▸ Aim of the exercise: Copy each line from the listing below where the word "Training" shows up.

▸ Records provided:
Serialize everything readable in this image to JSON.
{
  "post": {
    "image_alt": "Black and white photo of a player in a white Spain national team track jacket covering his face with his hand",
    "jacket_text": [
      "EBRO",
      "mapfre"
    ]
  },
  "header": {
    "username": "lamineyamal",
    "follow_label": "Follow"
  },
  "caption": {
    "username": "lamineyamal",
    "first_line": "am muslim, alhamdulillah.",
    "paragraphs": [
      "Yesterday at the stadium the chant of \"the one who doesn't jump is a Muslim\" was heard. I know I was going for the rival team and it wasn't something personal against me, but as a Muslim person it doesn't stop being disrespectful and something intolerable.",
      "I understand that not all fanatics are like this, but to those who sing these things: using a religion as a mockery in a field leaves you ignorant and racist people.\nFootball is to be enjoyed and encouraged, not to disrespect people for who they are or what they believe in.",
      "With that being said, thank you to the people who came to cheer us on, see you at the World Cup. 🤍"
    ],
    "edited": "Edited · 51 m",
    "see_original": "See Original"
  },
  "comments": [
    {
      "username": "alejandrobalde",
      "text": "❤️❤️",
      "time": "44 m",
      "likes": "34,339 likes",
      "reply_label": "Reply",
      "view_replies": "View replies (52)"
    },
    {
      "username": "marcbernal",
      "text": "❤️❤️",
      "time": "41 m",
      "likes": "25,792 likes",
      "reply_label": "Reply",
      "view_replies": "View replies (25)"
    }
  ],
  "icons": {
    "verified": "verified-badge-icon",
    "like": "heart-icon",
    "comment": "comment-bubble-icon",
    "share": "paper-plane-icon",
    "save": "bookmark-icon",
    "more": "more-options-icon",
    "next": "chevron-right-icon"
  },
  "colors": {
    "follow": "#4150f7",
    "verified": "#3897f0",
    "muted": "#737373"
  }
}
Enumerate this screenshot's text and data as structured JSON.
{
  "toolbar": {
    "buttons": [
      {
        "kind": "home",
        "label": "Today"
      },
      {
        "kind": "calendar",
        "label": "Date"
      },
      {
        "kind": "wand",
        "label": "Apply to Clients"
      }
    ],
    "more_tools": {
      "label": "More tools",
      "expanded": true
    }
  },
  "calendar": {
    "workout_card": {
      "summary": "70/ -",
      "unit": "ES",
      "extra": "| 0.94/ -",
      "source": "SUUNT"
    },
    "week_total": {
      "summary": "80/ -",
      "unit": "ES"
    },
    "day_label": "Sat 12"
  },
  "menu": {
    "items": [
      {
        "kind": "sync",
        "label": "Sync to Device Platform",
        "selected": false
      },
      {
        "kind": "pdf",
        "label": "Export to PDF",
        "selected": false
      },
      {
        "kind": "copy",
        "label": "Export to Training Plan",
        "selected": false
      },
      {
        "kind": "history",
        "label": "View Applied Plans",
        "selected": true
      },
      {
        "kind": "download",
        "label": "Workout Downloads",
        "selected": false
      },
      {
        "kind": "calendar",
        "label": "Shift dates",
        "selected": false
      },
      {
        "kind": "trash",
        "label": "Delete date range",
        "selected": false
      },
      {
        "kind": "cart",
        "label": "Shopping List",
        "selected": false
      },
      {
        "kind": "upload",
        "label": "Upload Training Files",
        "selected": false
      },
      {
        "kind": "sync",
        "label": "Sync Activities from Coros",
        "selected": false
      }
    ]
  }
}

▸ Written solution:
        "label": "Export to Training Plan",
        "label": "Upload Training Files",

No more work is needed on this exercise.